So I watched what reminded me of a witch hunt this weekend play out on Twitter. I read the articles about the young man named “Peter” who decided to March at UVA on Friday with a torch and then claim that he’s not the angry racist we see in that photo. And I wondered how a man this young could be taught to be this way – to have this kind of hatred in his heart. Who taught my 5-year-old bully to also have this same way of thinking? I’ve tried to be patient. I tried to understand and read the point of views from both sides to have this awareness, but I’m disappointed and frankly, heartbroken. I never want to have to explain this to my future son or daughter the way my own mother had to with me.
So your vote wasn’t the same as mine. It’s not about our egos and our pride, but let’s move forward. Let’s just agree that we need a better future than what is our current state right now.
And because this is an important recap from the weekend…
We are overdue for a Wedding Mondays post and I couldn’t be more thrilled to share this one with you all this morning. I’m actually headed to a wedding this weekend – my last one of the season! – however, before we get excited about that one, I wanted to express how much it pained me to have to miss the nuptials of Alyssa and Eric. I’ve known both of them since my freshman year of college and even remember meeting Eric during my first week at orientation. They both have been great friends to me over the years so it was difficult when I learned I couldn’t make their special day.
This video was everything though. I’m elated to see how special their day was and it was nostalgic thinking about how their relationship blossomed into what is now a marriage when I look back on their years of dating in college. Alyssa was a stunning bride and I’ve never seen Eric look so handsome. These two are so perfect together <3

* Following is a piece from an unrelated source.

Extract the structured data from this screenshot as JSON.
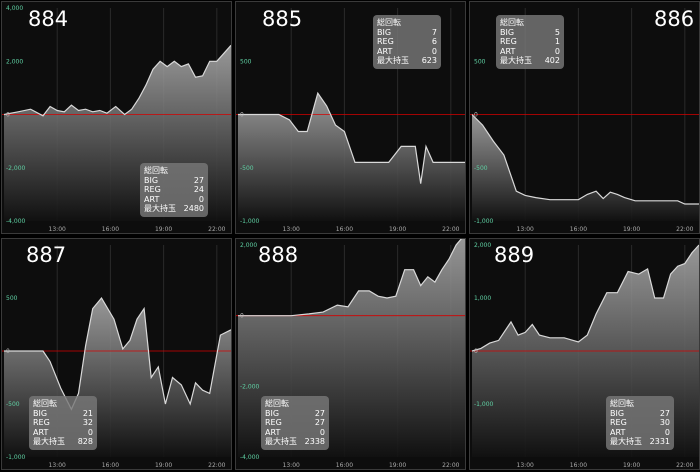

Thank you both for sharing some amazing photos and this video to catch me up on what I missed. I wish you two a very happy marriage and a lifetime of happiness together.
Following instructions or a recipe doesn’t always come easy to me. Sometimes I get tripped up on even the simplest steps. Other times I am better reading things out loud or just viewing a visual. Food artist, David Ma, recently created these recipe tutorials and molded them from the inspiration of four very well-known directors. My favorite is this “S’Mores” one inspired by Wes Anderson. At the source, you can check out the other pieces that will remind you of Quentin Tarantino, Michael Bay, and Alfonso Cuarón.